How authentic are photographic memories?
Do Our Memories Make Us Who We Are? One Artist’s Memory Loss Suggests Maybe Not
4 Questions to Ask Before Writing Your Life’s Story
How to survive gaslighting: when manipulation erases your reality

My Recent Browsing History

The Stories We Tell Ourselves
5 Lessons to Be Learned While Writing a Memoir
Are girls really better at reading than boys or are the tests painting a false picture?
Why each side of the partisan divide thinks the other is living in an alternate reality
Nobody is normal
Sleep deprivation handicaps the brain’s ability to form new memories, study in mice shows
Why Empathy Is Your Most Important Skill (and How to Practice It)

Last Week’s Links

Writing Your Way to Happiness

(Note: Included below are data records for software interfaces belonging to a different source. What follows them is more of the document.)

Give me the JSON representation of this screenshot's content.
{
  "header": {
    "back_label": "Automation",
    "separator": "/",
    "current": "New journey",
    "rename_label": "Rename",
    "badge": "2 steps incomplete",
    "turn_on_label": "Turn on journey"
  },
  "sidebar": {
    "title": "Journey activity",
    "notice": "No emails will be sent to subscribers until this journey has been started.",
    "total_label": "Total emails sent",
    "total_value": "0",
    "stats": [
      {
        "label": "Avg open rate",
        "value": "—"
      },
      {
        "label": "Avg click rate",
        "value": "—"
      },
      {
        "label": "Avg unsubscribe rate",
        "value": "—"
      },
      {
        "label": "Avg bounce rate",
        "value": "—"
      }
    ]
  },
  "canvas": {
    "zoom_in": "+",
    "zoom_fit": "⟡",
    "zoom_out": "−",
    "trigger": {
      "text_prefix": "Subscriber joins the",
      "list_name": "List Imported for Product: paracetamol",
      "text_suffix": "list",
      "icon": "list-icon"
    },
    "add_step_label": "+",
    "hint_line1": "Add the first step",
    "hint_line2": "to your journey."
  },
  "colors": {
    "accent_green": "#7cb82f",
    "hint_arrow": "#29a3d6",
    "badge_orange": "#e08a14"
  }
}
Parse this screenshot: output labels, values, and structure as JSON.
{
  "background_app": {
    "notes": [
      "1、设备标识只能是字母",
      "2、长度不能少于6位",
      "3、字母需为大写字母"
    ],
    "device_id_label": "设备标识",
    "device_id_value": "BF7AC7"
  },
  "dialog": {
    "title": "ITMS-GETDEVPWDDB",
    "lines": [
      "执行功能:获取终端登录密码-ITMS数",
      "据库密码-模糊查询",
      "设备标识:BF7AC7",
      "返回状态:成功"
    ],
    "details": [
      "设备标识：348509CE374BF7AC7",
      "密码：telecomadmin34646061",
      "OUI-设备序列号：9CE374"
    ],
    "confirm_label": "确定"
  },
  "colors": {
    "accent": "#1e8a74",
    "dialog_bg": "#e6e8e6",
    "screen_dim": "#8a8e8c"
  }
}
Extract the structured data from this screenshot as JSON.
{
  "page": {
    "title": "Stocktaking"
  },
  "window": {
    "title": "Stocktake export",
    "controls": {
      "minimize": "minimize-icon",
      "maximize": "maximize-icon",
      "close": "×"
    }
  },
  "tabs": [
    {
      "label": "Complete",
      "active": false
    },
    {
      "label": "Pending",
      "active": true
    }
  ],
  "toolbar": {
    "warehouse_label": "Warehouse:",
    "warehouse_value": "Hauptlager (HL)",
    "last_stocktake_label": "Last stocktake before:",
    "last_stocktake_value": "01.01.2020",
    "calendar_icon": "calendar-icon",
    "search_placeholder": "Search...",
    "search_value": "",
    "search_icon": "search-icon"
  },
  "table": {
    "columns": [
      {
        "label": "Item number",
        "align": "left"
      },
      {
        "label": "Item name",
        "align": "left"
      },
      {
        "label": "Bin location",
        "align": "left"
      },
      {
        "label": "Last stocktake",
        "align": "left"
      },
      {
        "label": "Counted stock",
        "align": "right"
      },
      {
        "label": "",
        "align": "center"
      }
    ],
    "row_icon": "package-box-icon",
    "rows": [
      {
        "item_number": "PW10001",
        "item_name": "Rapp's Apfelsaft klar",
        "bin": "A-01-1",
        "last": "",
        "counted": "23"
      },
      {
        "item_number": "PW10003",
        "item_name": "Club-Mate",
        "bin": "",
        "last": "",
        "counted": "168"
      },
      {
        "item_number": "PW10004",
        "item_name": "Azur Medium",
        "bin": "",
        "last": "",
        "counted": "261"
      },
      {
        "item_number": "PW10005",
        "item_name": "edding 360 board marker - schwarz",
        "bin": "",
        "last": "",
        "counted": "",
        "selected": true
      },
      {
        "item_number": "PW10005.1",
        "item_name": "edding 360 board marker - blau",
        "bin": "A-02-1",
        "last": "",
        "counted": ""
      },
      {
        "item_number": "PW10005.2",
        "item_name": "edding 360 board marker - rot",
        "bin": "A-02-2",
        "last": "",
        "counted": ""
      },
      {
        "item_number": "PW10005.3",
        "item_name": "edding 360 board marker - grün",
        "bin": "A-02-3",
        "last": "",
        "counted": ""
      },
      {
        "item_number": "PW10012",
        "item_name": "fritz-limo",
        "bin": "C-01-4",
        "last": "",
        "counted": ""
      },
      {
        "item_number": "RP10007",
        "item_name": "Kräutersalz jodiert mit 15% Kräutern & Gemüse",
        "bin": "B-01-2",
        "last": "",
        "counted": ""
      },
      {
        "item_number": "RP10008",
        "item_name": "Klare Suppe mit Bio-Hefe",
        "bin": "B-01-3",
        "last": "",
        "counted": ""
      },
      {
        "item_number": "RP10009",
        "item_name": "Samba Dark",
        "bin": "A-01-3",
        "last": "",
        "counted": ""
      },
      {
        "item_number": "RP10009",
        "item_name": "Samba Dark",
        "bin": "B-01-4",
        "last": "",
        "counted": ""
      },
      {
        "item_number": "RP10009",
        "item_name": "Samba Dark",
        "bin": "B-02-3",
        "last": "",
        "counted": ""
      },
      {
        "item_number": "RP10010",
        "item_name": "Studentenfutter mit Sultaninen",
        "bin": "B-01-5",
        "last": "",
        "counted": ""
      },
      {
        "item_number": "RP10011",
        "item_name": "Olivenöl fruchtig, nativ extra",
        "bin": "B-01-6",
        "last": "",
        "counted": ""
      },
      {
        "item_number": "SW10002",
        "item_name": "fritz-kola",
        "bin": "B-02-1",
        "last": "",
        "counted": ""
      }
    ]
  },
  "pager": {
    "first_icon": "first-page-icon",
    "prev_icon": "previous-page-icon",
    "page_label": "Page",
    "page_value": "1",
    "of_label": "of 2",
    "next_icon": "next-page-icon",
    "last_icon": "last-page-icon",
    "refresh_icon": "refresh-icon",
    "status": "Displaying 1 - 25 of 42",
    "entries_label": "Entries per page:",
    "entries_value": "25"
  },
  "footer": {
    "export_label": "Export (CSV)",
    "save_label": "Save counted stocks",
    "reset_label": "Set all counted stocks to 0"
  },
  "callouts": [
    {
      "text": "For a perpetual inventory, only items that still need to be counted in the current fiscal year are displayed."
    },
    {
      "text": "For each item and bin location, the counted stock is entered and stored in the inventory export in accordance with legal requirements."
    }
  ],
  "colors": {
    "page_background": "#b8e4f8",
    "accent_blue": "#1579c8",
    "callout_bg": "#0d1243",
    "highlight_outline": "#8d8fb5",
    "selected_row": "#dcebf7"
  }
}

Here’s a summary of scientific research suggesting that “the power of writing — and then rewriting — your personal story can lead to behavioral changes and improve happiness.”

Special Report: Who Lives, Who Dies, Who Tells Your Story? The Magic of Narrative Medicine in the ED

The special report discusses how the use of storytelling in medicine, known as narrative medicine, helps physicians better serve patients.

The Year of Conquering Negative Thinking

Here’s a New Year’s challenge for the mind: Make this the year that you quiet all those negative thoughts swirling around your brain… . constant negativity can also get in the way of happiness, add to our stress and worry level and ultimately damage our health.

This article offers not only scientific research to back up its premise but practical steps you can take to deal effectively with your own negative thoughts.

3 Reasons You Don’t Need Experience to Write a Damn Good Story

The most common advice aspiring writers hear is “write what you know.” I’ve always been suspicious of this admonition, since I believe in the power of research. Here thriller writer Brad Taylor explains how to use research to write convincingly about topics you have no personal experience with.

Infant Brains Reveal How the Mind Gets Built

This article reports on recently published research into how the human brain develops, It’s a long but fascinating read.

 

© 2017 by Mary Daniels Brown